This is part two of a two-part post on the works of German artist Max Ernst. For a look at his paintings and for biographical notes see part one below.
Une semaine de bonté (A week of kindness) is a graphic novel and artist's book first published in 1934. It comprises 182 images created by cutting up and re-organizing illustrations from Victorian encyclopedias and novels.
The earliest collage books by Ernst, Répétitions and Les malheurs des immortels date from 1922, the year the artist moved to Paris. They were created in collaboration with poet Paul Eluard. Ernst went on to produce numerous collage-based paintings, and more collage books. The largest and most important before Une semaine de bonté were La femme 100 têtes (1929) and Rêve d'une petite fille qui voulut entrer au carmel (1930).
Une semaine de bonté was completed in 1933 in just three weeks, during a visit to Italy. A few of Ernst's sources were identified: these include illustrations from a 1883 novel by Jules Mary, Les damnées de Paris, and possibly a volume of works by Gustave Doré Ernst purchased in Milan. The completed novel was first published in Paris in 1934 as a series of five pamphlets of 816 copies each
The work originally appeared in five volumes, but is actually divided into seven sections named after the days of the week, beginning with Sunday. The first four published volumes covered a day each, whereas the last volume covered three: Thursday, Friday, and Saturday. Each of the seven sections is associated with an element, and is provided with an example of the element, and an epigraph.
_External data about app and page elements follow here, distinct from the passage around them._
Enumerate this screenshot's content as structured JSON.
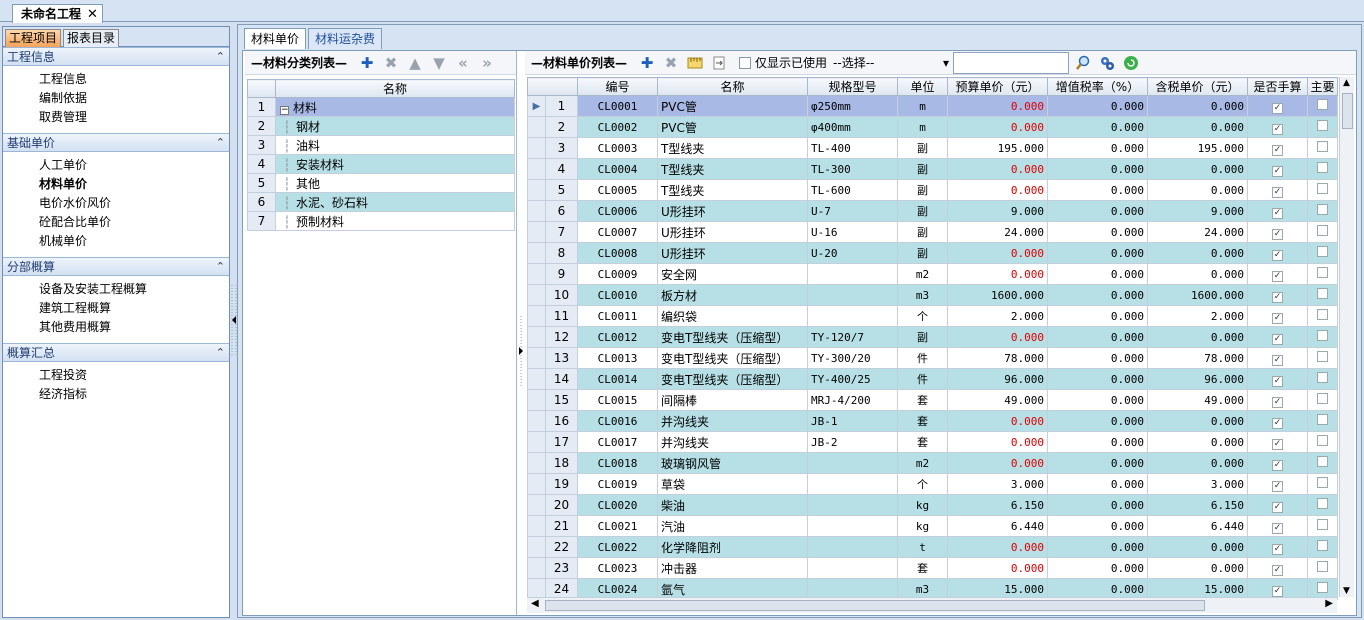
{
  "doc_tab": {
    "title": "未命名工程",
    "close": "✕"
  },
  "left_tabs": [
    {
      "label": "工程项目"
    },
    {
      "label": "报表目录"
    }
  ],
  "sections": [
    {
      "title": "工程信息",
      "items": [
        "工程信息",
        "编制依据",
        "取费管理"
      ]
    },
    {
      "title": "基础单价",
      "items": [
        "人工单价",
        "材料单价",
        "电价水价风价",
        "砼配合比单价",
        "机械单价"
      ]
    },
    {
      "title": "分部概算",
      "items": [
        "设备及安装工程概算",
        "建筑工程概算",
        "其他费用概算"
      ]
    },
    {
      "title": "概算汇总",
      "items": [
        "工程投资",
        "经济指标"
      ]
    }
  ],
  "active_nav": "材料单价",
  "main_tabs": [
    {
      "label": "材料单价"
    },
    {
      "label": "材料运杂费"
    }
  ],
  "category_pane": {
    "title": "—材料分类列表—",
    "column": "名称",
    "rows": [
      {
        "n": "1",
        "name": "材料"
      },
      {
        "n": "2",
        "name": "钢材"
      },
      {
        "n": "3",
        "name": "油料"
      },
      {
        "n": "4",
        "name": "安装材料"
      },
      {
        "n": "5",
        "name": "其他"
      },
      {
        "n": "6",
        "name": "水泥、砂石料"
      },
      {
        "n": "7",
        "name": "预制材料"
      }
    ]
  },
  "price_pane": {
    "title": "—材料单价列表—",
    "only_used_label": "仅显示已使用",
    "select_value": "--选择--",
    "columns": [
      "",
      "编号",
      "名称",
      "规格型号",
      "单位",
      "预算单价（元）",
      "增值税率（%）",
      "含税单价（元）",
      "是否手算",
      "主要"
    ],
    "rows": [
      {
        "n": "1",
        "code": "CL0001",
        "name": "PVC管",
        "spec": "φ250mm",
        "unit": "m",
        "price": "0.000",
        "tax": "0.000",
        "taxprice": "0.000"
      },
      {
        "n": "2",
        "code": "CL0002",
        "name": "PVC管",
        "spec": "φ400mm",
        "unit": "m",
        "price": "0.000",
        "tax": "0.000",
        "taxprice": "0.000"
      },
      {
        "n": "3",
        "code": "CL0003",
        "name": "T型线夹",
        "spec": "TL-400",
        "unit": "副",
        "price": "195.000",
        "tax": "0.000",
        "taxprice": "195.000"
      },
      {
        "n": "4",
        "code": "CL0004",
        "name": "T型线夹",
        "spec": "TL-300",
        "unit": "副",
        "price": "0.000",
        "tax": "0.000",
        "taxprice": "0.000"
      },
      {
        "n": "5",
        "code": "CL0005",
        "name": "T型线夹",
        "spec": "TL-600",
        "unit": "副",
        "price": "0.000",
        "tax": "0.000",
        "taxprice": "0.000"
      },
      {
        "n": "6",
        "code": "CL0006",
        "name": "U形挂环",
        "spec": "U-7",
        "unit": "副",
        "price": "9.000",
        "tax": "0.000",
        "taxprice": "9.000"
      },
      {
        "n": "7",
        "code": "CL0007",
        "name": "U形挂环",
        "spec": "U-16",
        "unit": "副",
        "price": "24.000",
        "tax": "0.000",
        "taxprice": "24.000"
      },
      {
        "n": "8",
        "code": "CL0008",
        "name": "U形挂环",
        "spec": "U-20",
        "unit": "副",
        "price": "0.000",
        "tax": "0.000",
        "taxprice": "0.000"
      },
      {
        "n": "9",
        "code": "CL0009",
        "name": "安全网",
        "spec": "",
        "unit": "m2",
        "price": "0.000",
        "tax": "0.000",
        "taxprice": "0.000"
      },
      {
        "n": "10",
        "code": "CL0010",
        "name": "板方材",
        "spec": "",
        "unit": "m3",
        "price": "1600.000",
        "tax": "0.000",
        "taxprice": "1600.000"
      },
      {
        "n": "11",
        "code": "CL0011",
        "name": "编织袋",
        "spec": "",
        "unit": "个",
        "price": "2.000",
        "tax": "0.000",
        "taxprice": "2.000"
      },
      {
        "n": "12",
        "code": "CL0012",
        "name": "变电T型线夹（压缩型）",
        "spec": "TY-120/7",
        "unit": "副",
        "price": "0.000",
        "tax": "0.000",
        "taxprice": "0.000"
      },
      {
        "n": "13",
        "code": "CL0013",
        "name": "变电T型线夹（压缩型）",
        "spec": "TY-300/20",
        "unit": "件",
        "price": "78.000",
        "tax": "0.000",
        "taxprice": "78.000"
      },
      {
        "n": "14",
        "code": "CL0014",
        "name": "变电T型线夹（压缩型）",
        "spec": "TY-400/25",
        "unit": "件",
        "price": "96.000",
        "tax": "0.000",
        "taxprice": "96.000"
      },
      {
        "n": "15",
        "code": "CL0015",
        "name": "间隔棒",
        "spec": "MRJ-4/200",
        "unit": "套",
        "price": "49.000",
        "tax": "0.000",
        "taxprice": "49.000"
      },
      {
        "n": "16",
        "code": "CL0016",
        "name": "并沟线夹",
        "spec": "JB-1",
        "unit": "套",
        "price": "0.000",
        "tax": "0.000",
        "taxprice": "0.000"
      },
      {
        "n": "17",
        "code": "CL0017",
        "name": "并沟线夹",
        "spec": "JB-2",
        "unit": "套",
        "price": "0.000",
        "tax": "0.000",
        "taxprice": "0.000"
      },
      {
        "n": "18",
        "code": "CL0018",
        "name": "玻璃钢风管",
        "spec": "",
        "unit": "m2",
        "price": "0.000",
        "tax": "0.000",
        "taxprice": "0.000"
      },
      {
        "n": "19",
        "code": "CL0019",
        "name": "草袋",
        "spec": "",
        "unit": "个",
        "price": "3.000",
        "tax": "0.000",
        "taxprice": "3.000"
      },
      {
        "n": "20",
        "code": "CL0020",
        "name": "柴油",
        "spec": "",
        "unit": "kg",
        "price": "6.150",
        "tax": "0.000",
        "taxprice": "6.150"
      },
      {
        "n": "21",
        "code": "CL0021",
        "name": "汽油",
        "spec": "",
        "unit": "kg",
        "price": "6.440",
        "tax": "0.000",
        "taxprice": "6.440"
      },
      {
        "n": "22",
        "code": "CL0022",
        "name": "化学降阻剂",
        "spec": "",
        "unit": "t",
        "price": "0.000",
        "tax": "0.000",
        "taxprice": "0.000"
      },
      {
        "n": "23",
        "code": "CL0023",
        "name": "冲击器",
        "spec": "",
        "unit": "套",
        "price": "0.000",
        "tax": "0.000",
        "taxprice": "0.000"
      },
      {
        "n": "24",
        "code": "CL0024",
        "name": "氩气",
        "spec": "",
        "unit": "m3",
        "price": "15.000",
        "tax": "0.000",
        "taxprice": "15.000"
      }
    ]
  },
  "colors": {
    "accent": "#1f5fbf",
    "zero_price": "#e00000",
    "row_teal": "#b7e0e6",
    "row_selected": "#a8b9e6"
  }
}
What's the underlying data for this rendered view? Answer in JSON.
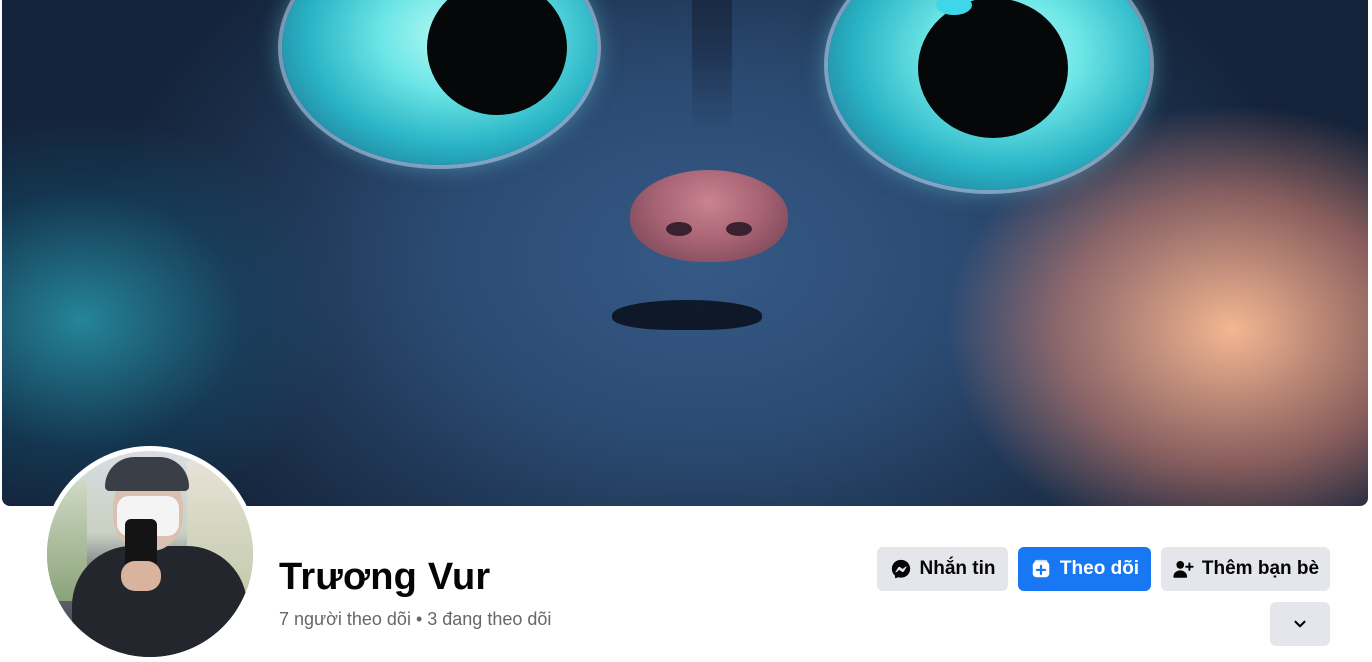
{
  "profile": {
    "name": "Trương Vur",
    "followers": "7 người theo dõi",
    "separator": "•",
    "following": "3 đang theo dõi"
  },
  "actions": {
    "message_label": "Nhắn tin",
    "follow_label": "Theo dõi",
    "add_friend_label": "Thêm bạn bè",
    "more_icon": "chevron-down-icon"
  },
  "icons": {
    "message": "messenger-icon",
    "follow": "follow-icon",
    "add_friend": "add-friend-icon"
  },
  "colors": {
    "primary": "#1877f2",
    "secondary_button": "#e4e6eb",
    "text_primary": "#050505",
    "text_secondary": "#65676b"
  }
}
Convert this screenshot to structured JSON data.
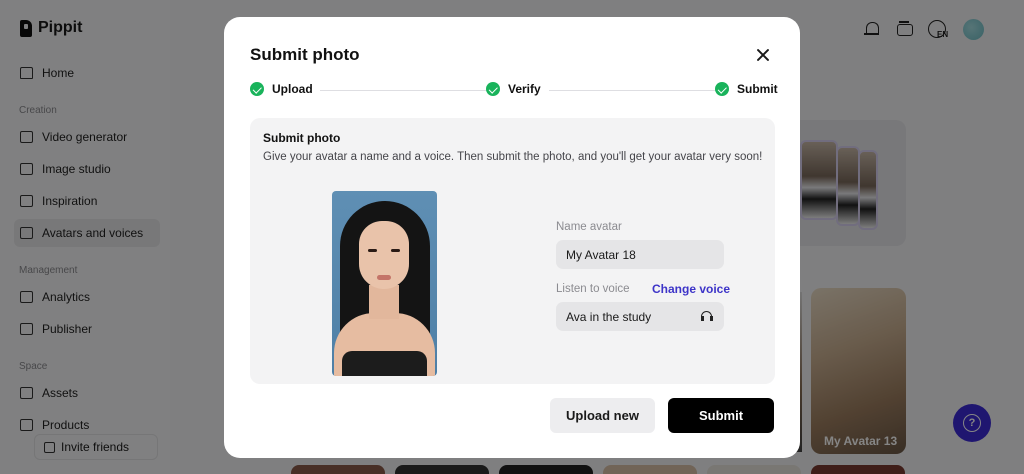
{
  "app": {
    "logo": "Pippit",
    "language": "EN"
  },
  "sidebar": {
    "home": "Home",
    "sections": {
      "creation": "Creation",
      "management": "Management",
      "space": "Space"
    },
    "creation_items": [
      "Video generator",
      "Image studio",
      "Inspiration",
      "Avatars and voices"
    ],
    "management_items": [
      "Analytics",
      "Publisher"
    ],
    "space_items": [
      "Assets",
      "Products"
    ],
    "active_item": "Avatars and voices",
    "invite": "Invite friends"
  },
  "background": {
    "avatar_card_label": "My Avatar 13"
  },
  "modal": {
    "title": "Submit photo",
    "steps": [
      "Upload",
      "Verify",
      "Submit"
    ],
    "panel": {
      "title": "Submit photo",
      "description": "Give your avatar a name and a voice. Then submit the photo, and you'll get your avatar very soon!"
    },
    "name_label": "Name avatar",
    "name_value": "My Avatar 18",
    "voice_label": "Listen to voice",
    "change_voice": "Change voice",
    "voice_value": "Ava in the study",
    "upload_new": "Upload new",
    "submit": "Submit"
  },
  "colors": {
    "accent": "#3d34c8",
    "success": "#19b35b",
    "primary_button": "#000000",
    "help_button": "#3d2bd6"
  },
  "icons": {
    "close": "close-icon",
    "step": "check-icon",
    "voice": "headphones-icon"
  }
}
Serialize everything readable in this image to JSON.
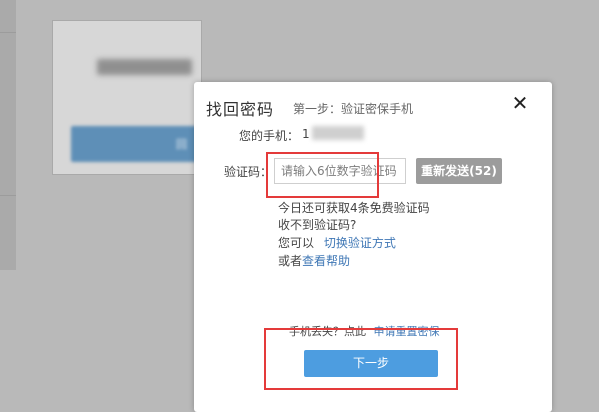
{
  "background": {
    "card_button_text": "回"
  },
  "modal": {
    "title": "找回密码",
    "subtitle": "第一步：验证密保手机",
    "close_symbol": "✕",
    "phone_label": "您的手机：",
    "phone_value": "1",
    "code_label": "验证码：",
    "code_placeholder": "请输入6位数字验证码",
    "resend_label": "重新发送(52)",
    "info_line1": "今日还可获取4条免费验证码",
    "info_line2": "收不到验证码?",
    "info_line3_prefix": "您可以",
    "info_line3_link": "切换验证方式",
    "info_line4_prefix": "或者",
    "info_line4_link": "查看帮助",
    "lost_phone_prefix": "手机丢失？点此",
    "lost_phone_link": "申请重置密保",
    "next_label": "下一步"
  },
  "colors": {
    "accent_blue": "#4d9de0",
    "link_blue": "#3f77b5",
    "highlight_red": "#e43a3a",
    "resend_gray": "#9c9c9c"
  }
}
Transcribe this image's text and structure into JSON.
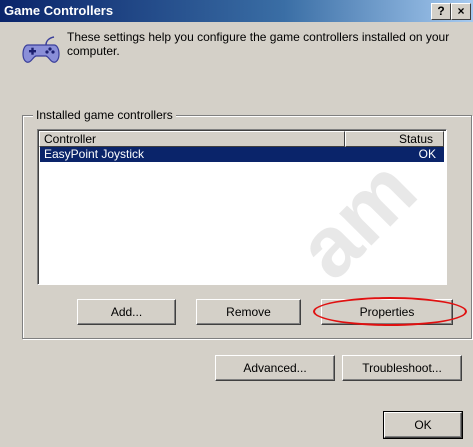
{
  "window": {
    "title": "Game Controllers",
    "help_button": "?",
    "close_button": "×"
  },
  "intro": {
    "text": "These settings help you configure the game controllers installed on your computer.",
    "icon": "gamepad-icon"
  },
  "installed_group": {
    "label": "Installed game controllers",
    "columns": {
      "controller": "Controller",
      "status": "Status"
    },
    "rows": [
      {
        "controller": "EasyPoint Joystick",
        "status": "OK",
        "selected": true
      }
    ]
  },
  "buttons": {
    "add": "Add...",
    "remove": "Remove",
    "properties": "Properties",
    "advanced": "Advanced...",
    "troubleshoot": "Troubleshoot...",
    "ok": "OK"
  },
  "watermark": {
    "text": "am"
  },
  "colors": {
    "title_bar": "#0a246a",
    "selection": "#0a246a",
    "annotation_ellipse": "#e01010",
    "face": "#d4d0c8"
  }
}
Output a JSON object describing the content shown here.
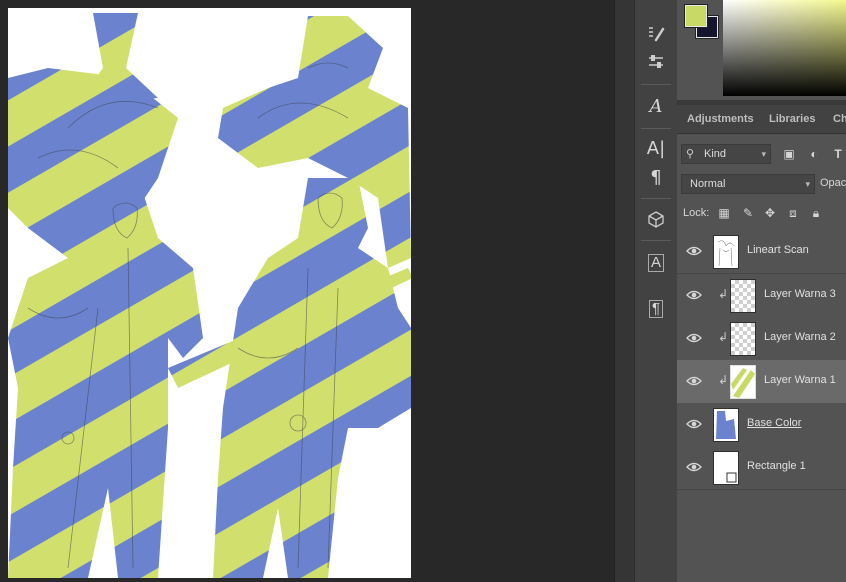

A contemporary version was published in 1978 as ‘Une Semaine de Bonté: A Surrealistic Novel in Collage’ by Max Ernst and Stanley Appelbaum.